January 28, 2013 · 9:40 AM
A Grim Tale
Image by Larisa Koshkina / PublicDomainPictures.net
Once upon a time, Best General Contracting, Inc. hired Able Electric Services Co. to perform the $900,000 electrical scope of work on a library project for a local college. Having not worked with Able before, and in light of the value of the electrical scope, Best required Able to obtain subcontractor performance & payment bonds for Best’s benefit, agreeing, of course, to reimburse Able for the $13,500 bond premium. As fate would have it, the library project proved one too many for the not-so-able Able, who ran into cash flow problems, sought bankruptcy protection and abandoned the project. Best immediately fired off a notice of default letter to Superior Surety and hoped that the claims handling process would match previous, positive experiences with subcontractor sureties and culminate in a quick, fairy-tale resolution to this project setback.
To Best’s surprise, it would not. Continue reading →
Filed under Claims Handling, Performance Bonds, Surety Law
Tagged as bond obligee, construction bonding, construction bonding nc, construction bonds NC, construction contract default, construction contract termination, construction default, construction surety, contract bond surety, contract performance risk management, contract surety bond, handling surety claims, irrevocable letter of credit, managing surety claims, nc surety, nc surety law, nc surety lawyer, north carolina surety, North Carolina surety law, North Carolina surety lawyer, subcontractor default insurance, surety, surety claims process, surety obligee, surety principal

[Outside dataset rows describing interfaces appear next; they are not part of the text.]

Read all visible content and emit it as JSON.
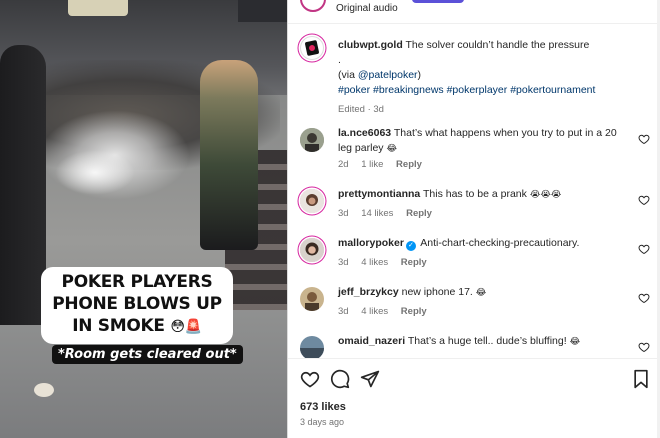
{
  "video": {
    "caption_line1": "POKER PLAYERS",
    "caption_line2": "PHONE BLOWS UP",
    "caption_line3": "IN SMOKE",
    "caption_emoji": "😳🚨",
    "subcaption": "*Room gets cleared out*"
  },
  "header": {
    "audio_label": "Original audio"
  },
  "post": {
    "username": "clubwpt.gold",
    "text": "The solver couldn’t handle the pressure",
    "dot": ".",
    "via_prefix": "(via ",
    "via_handle": "@patelpoker",
    "via_suffix": ")",
    "hashtags": "#poker #breakingnews #pokerplayer #pokertournament",
    "edited": "Edited · 3d"
  },
  "comments": [
    {
      "username": "la.nce6063",
      "text": "That’s what happens when you try to put in a 20 leg parley",
      "emoji": "😂",
      "age": "2d",
      "likes": "1 like",
      "reply": "Reply",
      "verified": false
    },
    {
      "username": "prettymontianna",
      "text": "This has to be a prank",
      "emoji": "😭😭😭",
      "age": "3d",
      "likes": "14 likes",
      "reply": "Reply",
      "verified": false
    },
    {
      "username": "mallorypoker",
      "text": "Anti-chart-checking-precautionary.",
      "emoji": "",
      "age": "3d",
      "likes": "4 likes",
      "reply": "Reply",
      "verified": true
    },
    {
      "username": "jeff_brzykcy",
      "text": "new iphone 17.",
      "emoji": "😂",
      "age": "3d",
      "likes": "4 likes",
      "reply": "Reply",
      "verified": false
    },
    {
      "username": "omaid_nazeri",
      "text": "That’s a huge tell.. dude’s bluffing!",
      "emoji": "😂",
      "age": "",
      "likes": "",
      "reply": "",
      "verified": false
    }
  ],
  "footer": {
    "likes": "673 likes",
    "time": "3 days ago"
  },
  "icons": [
    "heart-icon",
    "comment-icon",
    "share-icon",
    "save-icon"
  ],
  "colors": {
    "link": "#00376b",
    "verified": "#0095f6",
    "muted": "#737373"
  }
}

February 8, 2012 · 10:52 AM
My recent musings about the Court of Appeals’ December 6, 2011 Southern Seeding decision (my original blawg post about the case is here; a longer treatment in this quarter’s Change Order, published by the Construction Law Section of the North Carolina Bar Association, can be found here) neglect to address the opinion’s implications for surety companies issuing payment bonds in North Carolina.
Those implications are profound and potentially far-reaching, and certainly worthy of discussion. So for those of you, like me, who have a keen interest in North Carolina suretyship law, you’ll definitely want to keep reading.
Continue reading →